Until recently, the road network in Harrow has been designed to prioritise the flow of motor vehicles. Whilst there has been an intention to encourage walking and cycling, in practice the needs of motor traffic has always been prioritised in road design. There are only a few cycle paths alongside roads where they do not take space from motor vehicles, and they do not join up to make a useful network. Many people do not cycle because they find the roads too dangerous.
Following the success of the Waltham Forest mini-Holland, Harrow councillors and engineers visited the borough in August 2018 to see how removing through traffic from minor roads led to a major increase in walking and cycling and reduction in motor traffic. The reduction in pollution and increase in physical activity has estimated to increase life expectancy by 3 months. The schemes attracted opposition at first, just as in Harrow, but now most residents would not like to go back to dangerous, congested roads as before.
The council was keen to bring these improvements to Harrow, but the initial consultation on a scheme in Kenton attracted a lot of opposition. However, residents in Headstone South (the triangle between Pinner Road, Parkside Way and Harrow View) were keen on the idea, and organised a petition, which gathered over 450 responses. A similar petition was carried out by residents in West Harrow with nearly 200 responses, but before it could be formally considered by the council, the COVID-19 pandemic happened.
The Streetspace schemes were developed in response to the pandemic to rapidly enable safe walking and cycling, and were funded by TfL and the Department for Transport with strict time limits. The initial set of schemes proposed by the council were those that were ready to be implemented quickly rather than according to a formal prioritisation. There was some political debate and some of the schemes were cancelled (so the council had to give the money back to TfL), but schemes that were supported by ward councillors went ahead with a delay.
The delay meant that the opportunity for people to get used to the new routes during the summer (when traffic was lighter) was unfortunately lost.
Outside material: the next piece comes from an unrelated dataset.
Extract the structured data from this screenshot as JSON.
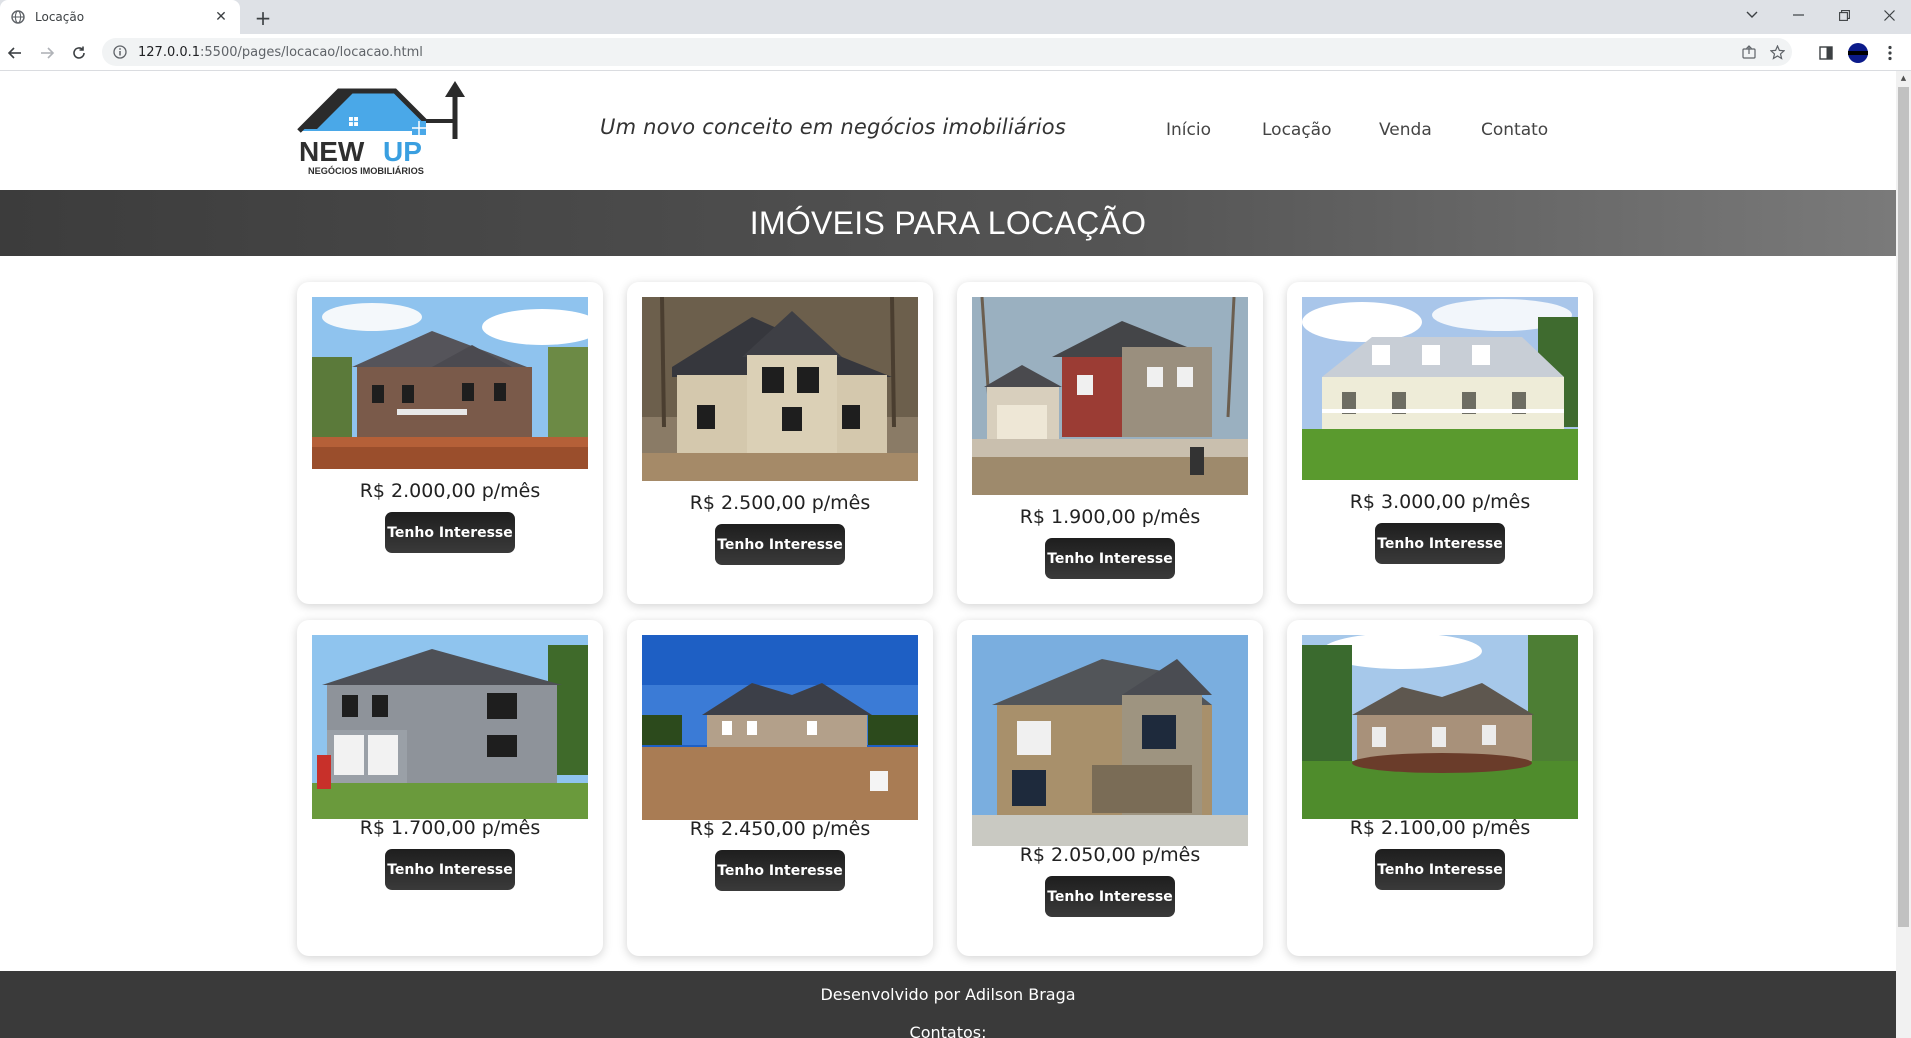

Nevertheless, now that the schemes are in place we expect traffic to reduce over time as people are encouraged to walk or cycle rather than drive, particularly for short distances.
What next for Harrow’s streets?
The council will monitor the effect of the Streetspace trials, including traffic counts within the scheme and on boundary roads. Residents can given feedback on the Streetspace trials website. The council can amend the trial if needed, for example an extra planter and bollards were installed outside West Harrow station because people had been driving on the footway to get around the blockade. A formal consultation will be carried out at 6 months.
There are proposals for further improvements (currently unfunded), including a cycle lane along George V Avenue and a cycle route between Harrow town centre and South Harrow. However, a borough-wide strategy is needed. Other boroughs such as Hackney have proposed low traffic neighbourhoods all across the borough.
The Healthy Streets for Harrow campaign presented a deputation to Harrow’s Traffic and Road Safety Advisory Panel on 13 October to call for a strategic borough-wide approach, to create a borough-wide walking and cycling network and enable long term improvements in people’s health and the environment, and make Harrow a better place to live.